Republican presidential candidates sparred over the economy, health care and immigration in last night’s debate at the Ronald Reagan Library. Like in the previous debate, only two candidates were questioned about education policy, and neither took the opportunity to say anything groundbreaking.
Texas Gov. Rick Perry, when asked about the recent $5 million budget cuts he’s made to public education, defended them, saying “the reductions we made were thoughtful reductions.” He declined to elaborate on the logic behind the move, though. Instead, as he has many times so far on the campaign trail, Perry touted his record of improvement in the state’s schools, citing graduation rates that have climbed to 84 percent.
What do they believe?
While the Republican candidates for president may not have said much about education at Wednesday’s debate, there is plenty we know about their stances on education.
Check out Hechinger’s rundown of all of the major candidates and what they’ve said about their plans for education.
According to the Texas Department of Education, graduation rates for the 2009-2010 school year were, in fact, slightly above 84 percent. But by another measure, the State Rankings 2009, the state ranked 43rd out of 50 with a graduation rate of 61 percent.
Graduation and dropout rates are tricky statistics that can be calculated several different ways, leading to such discrepancies. Just last year, when Texas reported a 11 percent decline in its drop out rate, the Hechinger Report, among other news outlets, examined why there may be reason for skepticism about the data. Regardless of how many students graduate, college-readiness has also been called into question: Only four state universities out of 38 institutions in the Lone Star state graduate more than 30 percent of full-time students within four years.

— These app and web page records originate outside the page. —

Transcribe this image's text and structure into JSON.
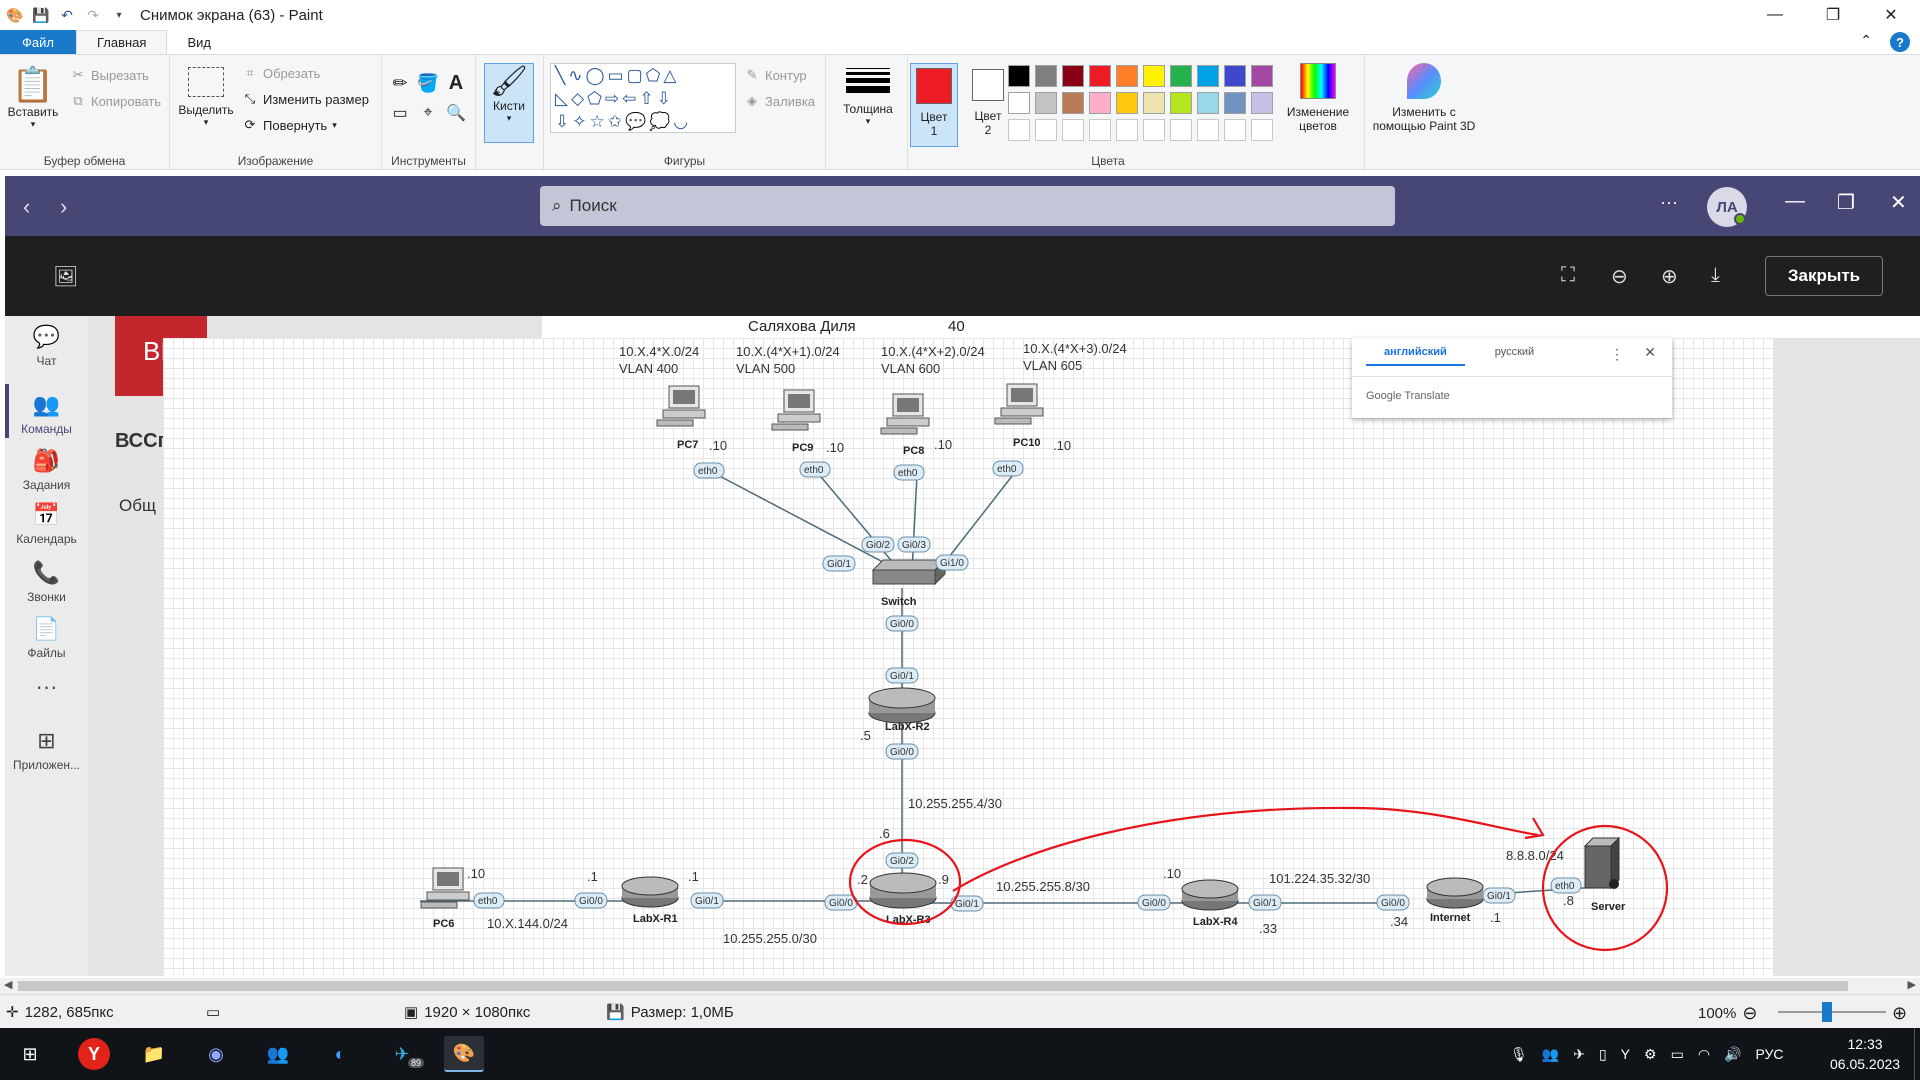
{
  "window": {
    "title": "Снимок экрана (63) - Paint",
    "minimize_icon": "—",
    "maximize_icon": "❐",
    "close_icon": "✕"
  },
  "menu": {
    "file": "Файл",
    "home": "Главная",
    "view": "Вид"
  },
  "ribbon": {
    "clipboard": {
      "paste": "Вставить",
      "cut": "Вырезать",
      "copy": "Копировать",
      "label": "Буфер обмена"
    },
    "image": {
      "select": "Выделить",
      "crop": "Обрезать",
      "resize": "Изменить размер",
      "rotate": "Повернуть",
      "label": "Изображение"
    },
    "tools": {
      "label": "Инструменты"
    },
    "brushes": {
      "label": "Кисти"
    },
    "shapes": {
      "outline": "Контур",
      "fill": "Заливка",
      "label": "Фигуры"
    },
    "size": {
      "label": "Толщина"
    },
    "color1": {
      "label": "Цвет 1",
      "line1": "Цвет",
      "line2": "1",
      "value": "#ed1c24"
    },
    "color2": {
      "label": "Цвет 2",
      "line1": "Цвет",
      "line2": "2",
      "value": "#ffffff"
    },
    "colors": {
      "label": "Цвета",
      "palette": [
        "#000000",
        "#7f7f7f",
        "#880015",
        "#ed1c24",
        "#ff7f27",
        "#fff200",
        "#22b14c",
        "#00a2e8",
        "#3f48cc",
        "#a349a4",
        "#ffffff",
        "#c3c3c3",
        "#b97a57",
        "#ffaec9",
        "#ffc90e",
        "#efe4b0",
        "#b5e61d",
        "#99d9ea",
        "#7092be",
        "#c8bfe7",
        "#ffffff",
        "#ffffff",
        "#ffffff",
        "#ffffff",
        "#ffffff",
        "#ffffff",
        "#ffffff",
        "#ffffff",
        "#ffffff",
        "#ffffff"
      ]
    },
    "edit_colors": {
      "line1": "Изменение",
      "line2": "цветов"
    },
    "paint3d": {
      "line1": "Изменить с",
      "line2": "помощью Paint 3D"
    }
  },
  "teams": {
    "search_placeholder": "Поиск",
    "avatar_initials": "ЛА",
    "more_icon": "···",
    "close_button": "Закрыть",
    "rail": [
      {
        "label": "Чат",
        "icon": "chat-icon",
        "glyph": "💬"
      },
      {
        "label": "Команды",
        "icon": "teams-icon",
        "glyph": "👥"
      },
      {
        "label": "Задания",
        "icon": "assignments-icon",
        "glyph": "🎒"
      },
      {
        "label": "Календарь",
        "icon": "calendar-icon",
        "glyph": "📅"
      },
      {
        "label": "Звонки",
        "icon": "calls-icon",
        "glyph": "📞"
      },
      {
        "label": "Файлы",
        "icon": "files-icon",
        "glyph": "📄"
      },
      {
        "label": "",
        "icon": "more-icon",
        "glyph": "···"
      },
      {
        "label": "Приложен...",
        "icon": "apps-icon",
        "glyph": "⊞"
      }
    ],
    "bg_red_text": "ВІ",
    "bg_heading": "ВССг",
    "bg_tab": "Общ",
    "bg_cell_name": "Саляхова Диля",
    "bg_cell_value": "40"
  },
  "translate": {
    "tab_source": "английский",
    "tab_target": "русский",
    "brand": "Google Translate"
  },
  "diagram": {
    "nets": [
      {
        "line1": "10.X.4*X.0/24",
        "line2": "VLAN 400"
      },
      {
        "line1": "10.X.(4*X+1).0/24",
        "line2": "VLAN 500"
      },
      {
        "line1": "10.X.(4*X+2).0/24",
        "line2": "VLAN 600"
      },
      {
        "line1": "10.X.(4*X+3).0/24",
        "line2": "VLAN 605"
      }
    ],
    "pcs": [
      {
        "name": "PC7",
        "host": ".10",
        "iface": "eth0"
      },
      {
        "name": "PC9",
        "host": ".10",
        "iface": "eth0"
      },
      {
        "name": "PC8",
        "host": ".10",
        "iface": "eth0"
      },
      {
        "name": "PC10",
        "host": ".10",
        "iface": "eth0"
      }
    ],
    "switch": {
      "name": "Switch",
      "ports": [
        "Gi0/1",
        "Gi0/2",
        "Gi0/3",
        "Gi1/0",
        "Gi0/0"
      ]
    },
    "r2": {
      "name": "LabX-R2",
      "up": "Gi0/1",
      "down": "Gi0/0",
      "host": ".5"
    },
    "r2_r3_net": "10.255.255.4/30",
    "r3": {
      "name": "LabX-R3",
      "up": "Gi0/2",
      "left": "Gi0/0",
      "right": "Gi0/1",
      "host_up": ".6",
      "host_left": ".2",
      "host_right": ".9"
    },
    "r1": {
      "name": "LabX-R1",
      "left": "Gi0/0",
      "right": "Gi0/1",
      "host_left": ".1",
      "host_right": ".1"
    },
    "pc6": {
      "name": "PC6",
      "iface": "eth0",
      "host": ".10"
    },
    "net_pc6": "10.X.144.0/24",
    "net_r1_r3": "10.255.255.0/30",
    "net_r3_r4": "10.255.255.8/30",
    "r4": {
      "name": "LabX-R4",
      "left": "Gi0/0",
      "right": "Gi0/1",
      "host_left": ".10",
      "host_right": ".33"
    },
    "net_r4_inet": "101.224.35.32/30",
    "internet": {
      "name": "Internet",
      "left": "Gi0/0",
      "right": "Gi0/1",
      "host_left": ".34",
      "host_right": ".1"
    },
    "server": {
      "name": "Server",
      "iface": "eth0",
      "host": ".8",
      "net": "8.8.8.0/24"
    },
    "annotation_color": "#e8141c"
  },
  "status": {
    "cursor": "1282, 685пкс",
    "dimensions": "1920 × 1080пкс",
    "size": "Размер: 1,0МБ",
    "zoom": "100%"
  },
  "taskbar": {
    "lang": "РУС",
    "time": "12:33",
    "date": "06.05.2023",
    "telegram_badge": "89"
  }
}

Newt Gingrich, also specifically asked about education, repeated what he’s said before; he supported Race to the Top and is pro-school choice. Again, he proposed a Pell grant system for the K-12 level, where all parents would be able to get money to send their children to whatever school they pick.

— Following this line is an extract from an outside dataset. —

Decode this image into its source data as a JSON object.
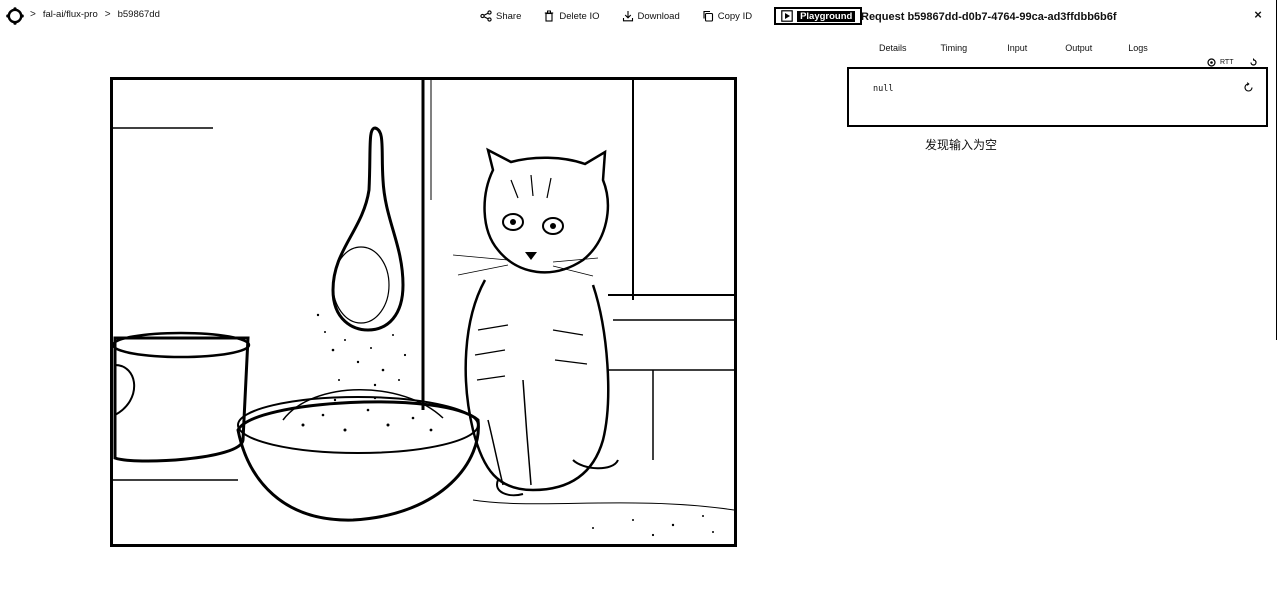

“If every parent in America had a choice,” he said, talking about charter schools he’s visited in Philadelphia. “You’d have dramatic opportunity.” Gingrich, like many of his competitors in the Republican race, has depicted charter schools as a better alternative to regular public schools, despite research that shows that this isn’t always true.
Notably, Gingrich also specified that schools should be required to report their scores. Transparency – or lack there of – has been a point of contention in the charter debate thus far, and Gingrich hinted that he would hold charter schools accountable for results.

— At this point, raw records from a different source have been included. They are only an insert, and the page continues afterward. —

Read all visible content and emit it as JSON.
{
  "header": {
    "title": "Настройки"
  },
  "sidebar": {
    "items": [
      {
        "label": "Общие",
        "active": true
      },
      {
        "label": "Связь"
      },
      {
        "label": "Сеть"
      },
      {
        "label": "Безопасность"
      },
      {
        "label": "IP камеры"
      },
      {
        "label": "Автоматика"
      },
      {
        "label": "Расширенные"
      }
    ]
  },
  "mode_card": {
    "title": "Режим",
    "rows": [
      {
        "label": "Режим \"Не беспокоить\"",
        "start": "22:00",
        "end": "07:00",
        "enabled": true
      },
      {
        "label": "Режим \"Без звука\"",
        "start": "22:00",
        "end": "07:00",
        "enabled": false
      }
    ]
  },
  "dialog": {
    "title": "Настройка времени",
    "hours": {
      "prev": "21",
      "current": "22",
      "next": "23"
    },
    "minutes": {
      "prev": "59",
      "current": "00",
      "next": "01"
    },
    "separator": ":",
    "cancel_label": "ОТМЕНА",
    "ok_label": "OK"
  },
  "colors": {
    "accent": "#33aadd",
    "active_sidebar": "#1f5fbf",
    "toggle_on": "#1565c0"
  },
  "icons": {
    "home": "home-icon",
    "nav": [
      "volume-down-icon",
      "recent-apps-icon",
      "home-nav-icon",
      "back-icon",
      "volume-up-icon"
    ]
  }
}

Education popped up a few other times throughout the debate. Bachmann talked about her political roots as a education activist and spoke of the need to localize education saying “we have the best results when we have the private sector and the family involved.”
Romney, when answering a question about immigration reform, mentioned the importance of not having tuition breaks for illegal immigrants. Currently, nine states, including California, Texas and Utah, allow illegal immigrants to qualify for in-state tuition at public universities, sparing them from the tuition fees of out-of-state students.
And Ron Paul continued to be anti-big government without discrimination, saying that the decision to serve hot lunches at school for poor children should be left up to local and state governments – not Congress.